- Task input -
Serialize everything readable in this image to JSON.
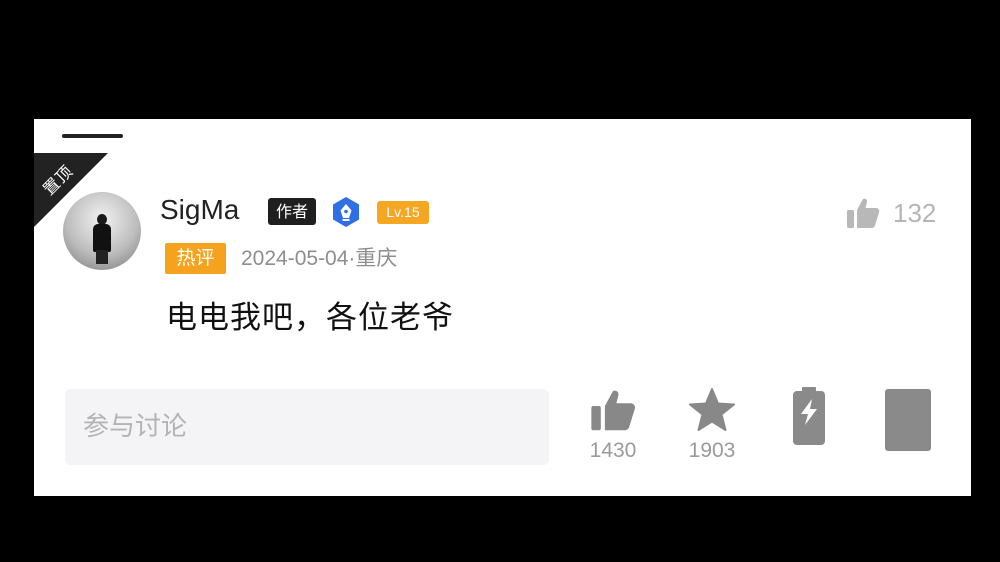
{
  "comment": {
    "pinned_label": "置顶",
    "username": "SigMa",
    "author_badge": "作者",
    "level_badge": "Lv.15",
    "hot_badge": "热评",
    "meta": "2024-05-04·重庆",
    "content": "电电我吧，各位老爷",
    "like_count": "132"
  },
  "bottom_bar": {
    "input_placeholder": "参与讨论",
    "like_count": "1430",
    "favorite_count": "1903"
  },
  "colors": {
    "badge_orange": "#f5a623",
    "verify_blue": "#2f6fe6",
    "icon_gray": "#8a8a8a"
  }
}
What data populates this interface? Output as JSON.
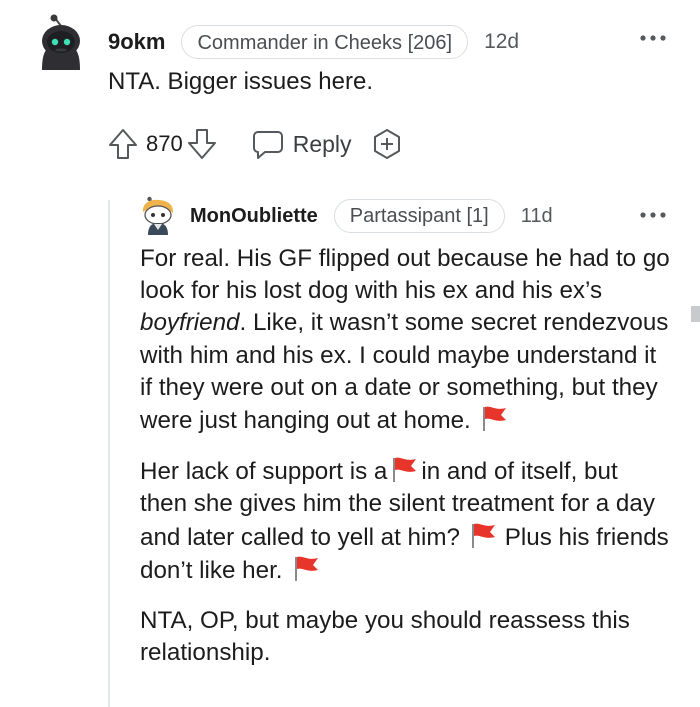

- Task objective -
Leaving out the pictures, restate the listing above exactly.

- Task result -
Serialize everything readable in this image to JSON.
{
  "comment": {
    "pinned_label": "置顶",
    "username": "SigMa",
    "author_badge": "作者",
    "level_badge": "Lv.15",
    "hot_badge": "热评",
    "meta": "2024-05-04·重庆",
    "content": "电电我吧，各位老爷",
    "like_count": "132"
  },
  "bottom_bar": {
    "input_placeholder": "参与讨论",
    "like_count": "1430",
    "favorite_count": "1903"
  },
  "colors": {
    "badge_orange": "#f5a623",
    "verify_blue": "#2f6fe6",
    "icon_gray": "#8a8a8a"
  }
}
What data populates this interface? Output as JSON.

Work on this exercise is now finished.